Starting with a place little more than a glorified shed, filled with junk, roofed with corrugated iron and with no water, electricity, sewage or gas, Richard and Alison have laboured (sometimes literally!) to turn the Old Jail into a much-loved and comfortable dwelling. Below you will find snapshots of the transformation process before, during and after! Some of the original features and materials have been retained, others have been carefully replaced.
Ground floor, prior to renovation work (A place for stored junk!):
Front and back bedrooms prior to renovation work starting:
Digging revealed the pillars previously supporting the huge filter tank and the cast-iron pipe bringing in water from the reservoir. The filter tank occupied the space of the two former cells.
February 2005: external works completed.
Former cells have become kitchen and dining areas:
Jail bars visible above salvaged pew seating area and Meredith-made table.
What’s old, what’s new

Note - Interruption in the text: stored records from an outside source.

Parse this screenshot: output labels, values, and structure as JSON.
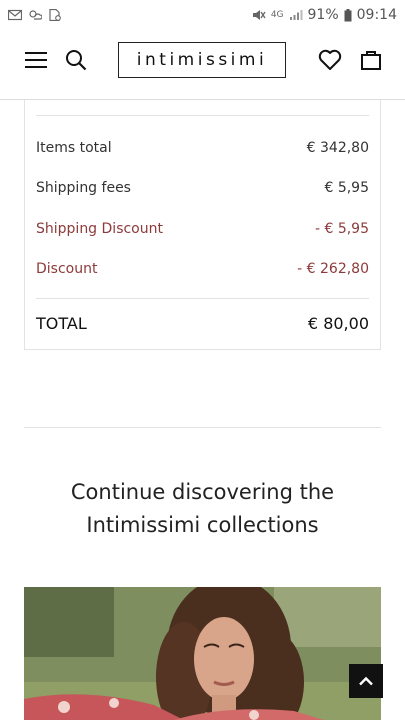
{
  "status_bar": {
    "battery": "91%",
    "time": "09:14",
    "network": "4G"
  },
  "header": {
    "logo": "intimissimi"
  },
  "summary": {
    "items_total_label": "Items total",
    "items_total_value": "€ 342,80",
    "shipping_label": "Shipping fees",
    "shipping_value": "€ 5,95",
    "shipping_discount_label": "Shipping Discount",
    "shipping_discount_value": "- € 5,95",
    "discount_label": "Discount",
    "discount_value": "- € 262,80",
    "total_label": "TOTAL",
    "total_value": "€ 80,00"
  },
  "discover": {
    "title_line1": "Continue discovering the",
    "title_line2": "Intimissimi collections"
  },
  "colors": {
    "discount": "#8c3a3a",
    "text": "#222222",
    "border": "#e3e3e3"
  }
}
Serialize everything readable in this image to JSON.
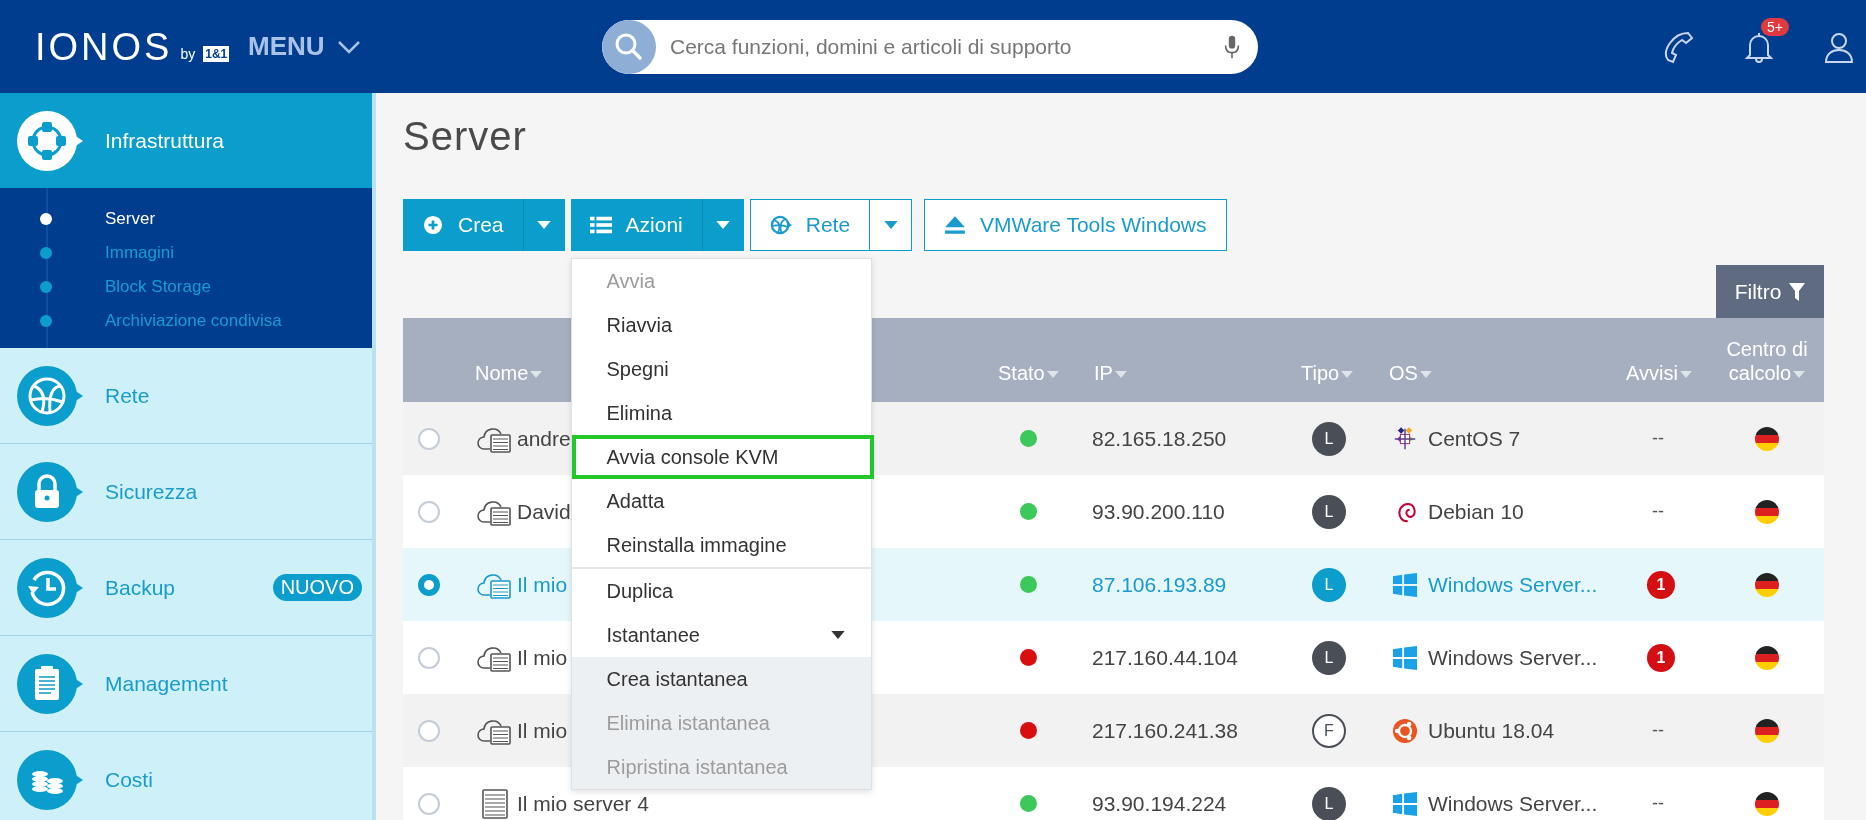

The back and front windows and most of the beams upstairs and in the living room are original from 1839. During renovation, the wooden beams of the room were shot-blasted, lightly sanded and then painted with sloppy beeswax to give a fine smell and an appropriate surface texture. The ceiling added in 1894 has been taken away in the bedroom to expose the beams, but the partition dating from the same period remains. The door at the foot of the stairs in 1894 is now used partly for a cupboard door in the front bedroom and also for the electricity meter cupboard by the front door. The side of the stairs is original to 1839 and the planks and door added in 1894 have been removed. Bedroom doors had gone but Richard had the present doors made in the style of the 1830s with the hinges and latches also of that period. (Original door and hinges are under the stairs.)